With nothing working out, Bala succumbs to don a wig and impress his love interest, Pari Mishra. The character of Pari is played by Yami Gautam and in a true spirit to her real-life image; here she is the small-town model for a fairness cream – Pretty You. Yami Gautam is synonym to the Fair and Lovely brand in India (for which she receives flak), so this seemed to be a brave attempt by her. She wonderfully portrays her part as the beautiful woman, obsessed with her beauty and a continuous affirmation of her popularity from people around her.
On the other hand, Latika played by Bhumi Pednekar with additional layers of dark tone has become a lawyer. Though her role is sadly on the sidelines.
The strength of Supporting Actors
Seema Pahwa steals the screen the moment she arrives. In her minuscule role, she overshadows the two leading actresses. She plays Latika’s Aunt obsessed with trying to get an eligible groom for her niece. For this, she has to coax Bala in getting social media accounts going for Latika with photographs edited to look shades fairer. In one of the scenes when Latika confronts Bala for doing this, she is reminded by Bala on how he has bestowed a great favour on her by enhancing her social media pictures.
Another actor who stands out for his ability is Saurabh Shukla and he gets to play Bala’s father. He is bald and diabetic, the reason why Bala lashes out at him for handing down the bad genes. The adorable, loving father has to balance between Bala and his younger son who is still blessed with a dense crop of hair.
Surprisingly, there is Javed Jaffrey playing some sort of a mentor to Bala but I was disappointed for there seemed to be hardly any meat in his character. The barber friend from the salon seemed to be a more fun and popping character in the movie.
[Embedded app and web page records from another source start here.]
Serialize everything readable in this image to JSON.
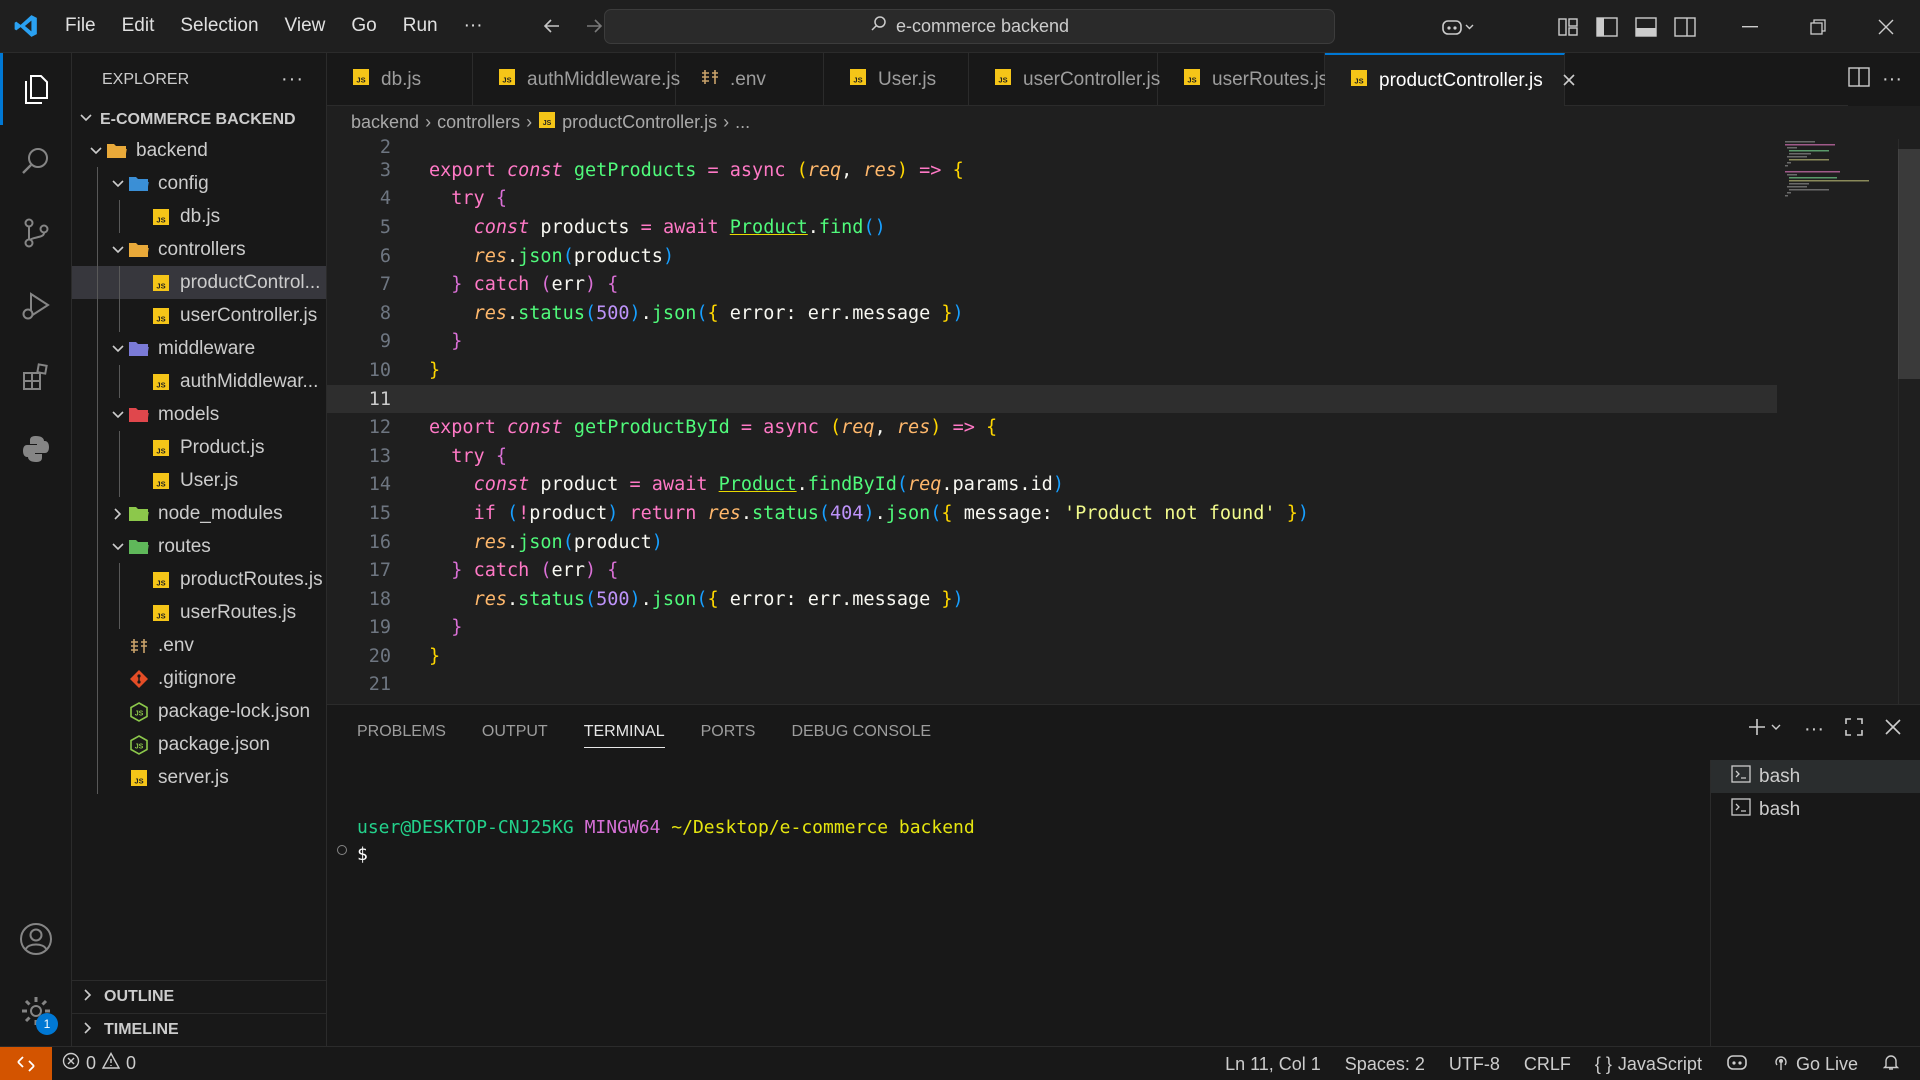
{
  "titlebar": {
    "menu": [
      "File",
      "Edit",
      "Selection",
      "View",
      "Go",
      "Run",
      "···"
    ],
    "search": "e-commerce backend"
  },
  "explorer": {
    "title": "EXPLORER",
    "root": "E-COMMERCE BACKEND",
    "tree": [
      {
        "label": "backend",
        "depth": 0,
        "type": "folder",
        "open": true,
        "icon": "folder-open-icon"
      },
      {
        "label": "config",
        "depth": 1,
        "type": "folder",
        "open": true,
        "icon": "config-folder-icon"
      },
      {
        "label": "db.js",
        "depth": 2,
        "type": "js"
      },
      {
        "label": "controllers",
        "depth": 1,
        "type": "folder",
        "open": true,
        "icon": "folder-open-icon"
      },
      {
        "label": "productControl...",
        "depth": 2,
        "type": "js",
        "selected": true
      },
      {
        "label": "userController.js",
        "depth": 2,
        "type": "js"
      },
      {
        "label": "middleware",
        "depth": 1,
        "type": "folder",
        "open": true,
        "icon": "middleware-folder-icon"
      },
      {
        "label": "authMiddlewar...",
        "depth": 2,
        "type": "js"
      },
      {
        "label": "models",
        "depth": 1,
        "type": "folder",
        "open": true,
        "icon": "models-folder-icon"
      },
      {
        "label": "Product.js",
        "depth": 2,
        "type": "js"
      },
      {
        "label": "User.js",
        "depth": 2,
        "type": "js"
      },
      {
        "label": "node_modules",
        "depth": 1,
        "type": "folder",
        "open": false,
        "icon": "node-folder-icon"
      },
      {
        "label": "routes",
        "depth": 1,
        "type": "folder",
        "open": true,
        "icon": "routes-folder-icon"
      },
      {
        "label": "productRoutes.js",
        "depth": 2,
        "type": "js"
      },
      {
        "label": "userRoutes.js",
        "depth": 2,
        "type": "js"
      },
      {
        "label": ".env",
        "depth": 1,
        "type": "env"
      },
      {
        "label": ".gitignore",
        "depth": 1,
        "type": "git"
      },
      {
        "label": "package-lock.json",
        "depth": 1,
        "type": "json"
      },
      {
        "label": "package.json",
        "depth": 1,
        "type": "json"
      },
      {
        "label": "server.js",
        "depth": 1,
        "type": "js"
      }
    ],
    "sections": [
      "OUTLINE",
      "TIMELINE"
    ]
  },
  "tabs": [
    {
      "label": "db.js",
      "type": "js"
    },
    {
      "label": "authMiddleware.js",
      "type": "js"
    },
    {
      "label": ".env",
      "type": "env"
    },
    {
      "label": "User.js",
      "type": "js"
    },
    {
      "label": "userController.js",
      "type": "js"
    },
    {
      "label": "userRoutes.js",
      "type": "js"
    },
    {
      "label": "productController.js",
      "type": "js",
      "active": true
    }
  ],
  "breadcrumb": [
    "backend",
    "controllers",
    "productController.js",
    "..."
  ],
  "editor": {
    "current_line": 11,
    "line_numbers": [
      "2",
      "3",
      "4",
      "5",
      "6",
      "7",
      "8",
      "9",
      "10",
      "11",
      "12",
      "13",
      "14",
      "15",
      "16",
      "17",
      "18",
      "19",
      "20",
      "21"
    ]
  },
  "panel": {
    "tabs": [
      "PROBLEMS",
      "OUTPUT",
      "TERMINAL",
      "PORTS",
      "DEBUG CONSOLE"
    ],
    "active_tab": "TERMINAL",
    "terminal": {
      "user_host": "user@DESKTOP-CNJ25KG",
      "shell": "MINGW64",
      "path": "~/Desktop/e-commerce backend",
      "prompt": "$"
    },
    "terminals": [
      "bash",
      "bash"
    ]
  },
  "statusbar": {
    "errors": "0",
    "warnings": "0",
    "position": "Ln 11, Col 1",
    "spaces": "Spaces: 2",
    "encoding": "UTF-8",
    "eol": "CRLF",
    "language": "JavaScript",
    "golive": "Go Live"
  },
  "activity_badge": "1",
  "colors": {
    "accent": "#0078d4",
    "remote": "#d35400",
    "js_icon": "#f5c518"
  }
}
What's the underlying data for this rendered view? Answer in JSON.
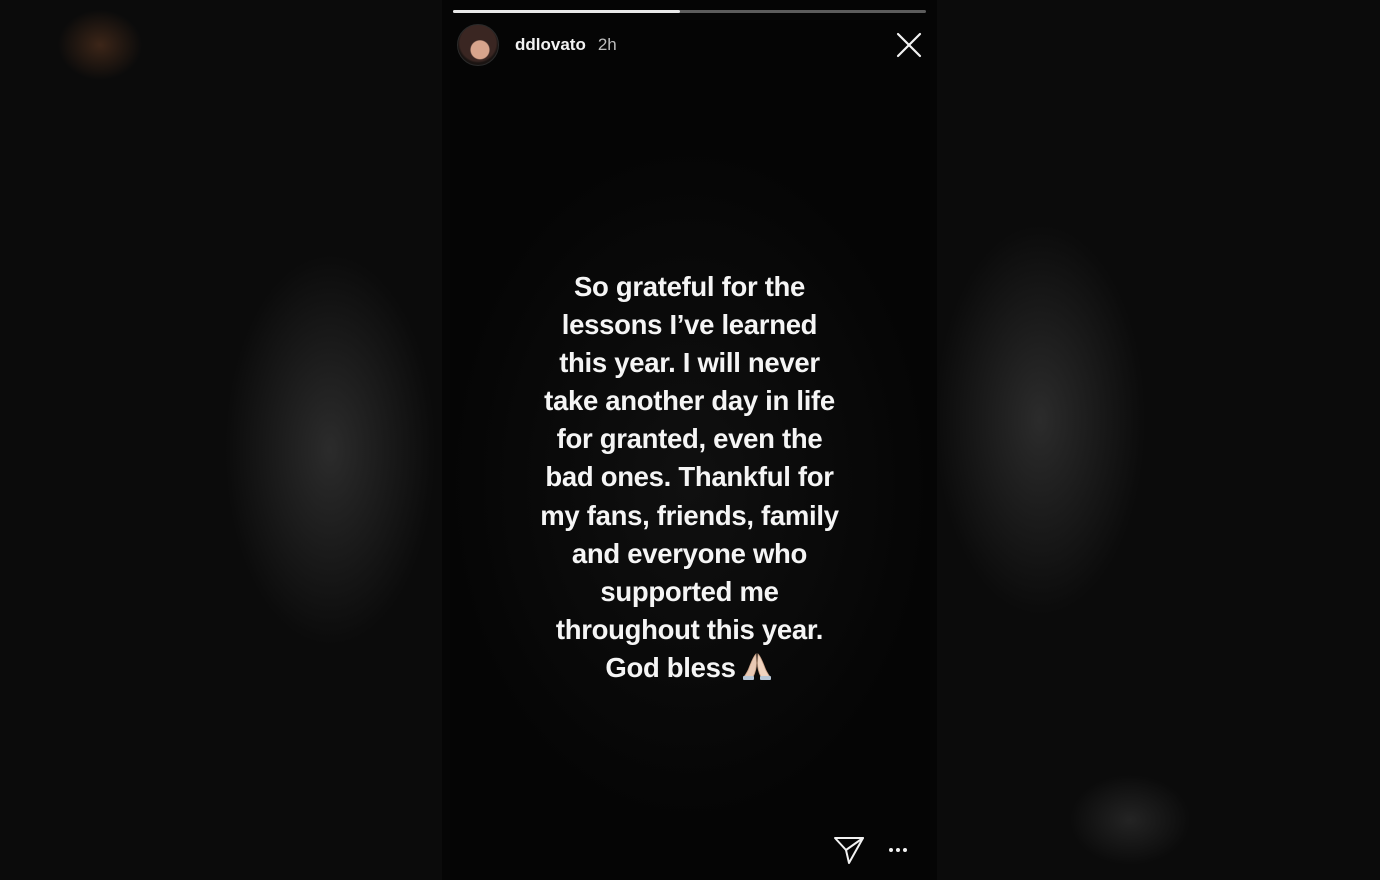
{
  "story": {
    "progress_fraction": 0.48,
    "user": {
      "username": "ddlovato",
      "time_ago": "2h"
    },
    "text": "So grateful for the\nlessons I’ve learned\nthis year. I will never\ntake another day in life\nfor granted, even the\nbad ones. Thankful for\nmy fans, friends, family\nand everyone who\nsupported me\nthroughout this year.\nGod bless",
    "emoji": "🙏"
  },
  "icons": {
    "close": "close-icon",
    "send": "send-icon",
    "more": "more-options-icon"
  },
  "colors": {
    "background": "#0a0a0a",
    "story_background": "#060606",
    "text": "#f5f5f5",
    "progress_track": "#5a5a5a",
    "progress_fill": "#e8e8e8"
  }
}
I found ‘Bala’ to be beyond the issue of baldness and its repercussions. It is more about accepting oneself in the true sense. The heavyweight dialogues actually come from the two leading ladies – Latika and Pari. On one hand, there is a beautiful girl who is unable to think beyond looking beautiful and getting likes on social media for her looks. And, then the dark-skinned girl more inclined towards becoming an independent woman. The movie doesn’t prove either of two perceptions wrong, it is an unapologetic acceptance of who one is.
Is it a Comedy?
A comedy couldn’t have justified the movie. But, the makers tried to incorporate comedy as a mainstay moving the script forward, which does fall flat. It isn’t comic to see Bala go through various experiments in regrowing his hair. He cannot get a transplant owing to his diabetic condition which also a sad part.
Bala incorporates the current problem with the Indian Society, the continued mindset to find a fair complexioned bride and the fetishes’ with beauty companies to obsess women with fair-complexion. So at best, Bala tries to be light-hearted but remaining serious, touching subjects like patriarchy, feminism and bullying apart from the obsession with perfect physical attributes.
The problem with the script is in its pace. What more could have the makers done – there is Bala on the verge of losing his personal and professional life to baldness and there is Latika who is only on the sidelines. Latika’s role limited to reinforce the belief in loving oneself.
There are a couple of songs but none that remained with me. It would have worked better without any songs for that matter (I thought).
Even with this, it isn’t common for Bollywood to seek out such socially relevant subjects and dole out in commercial cinema.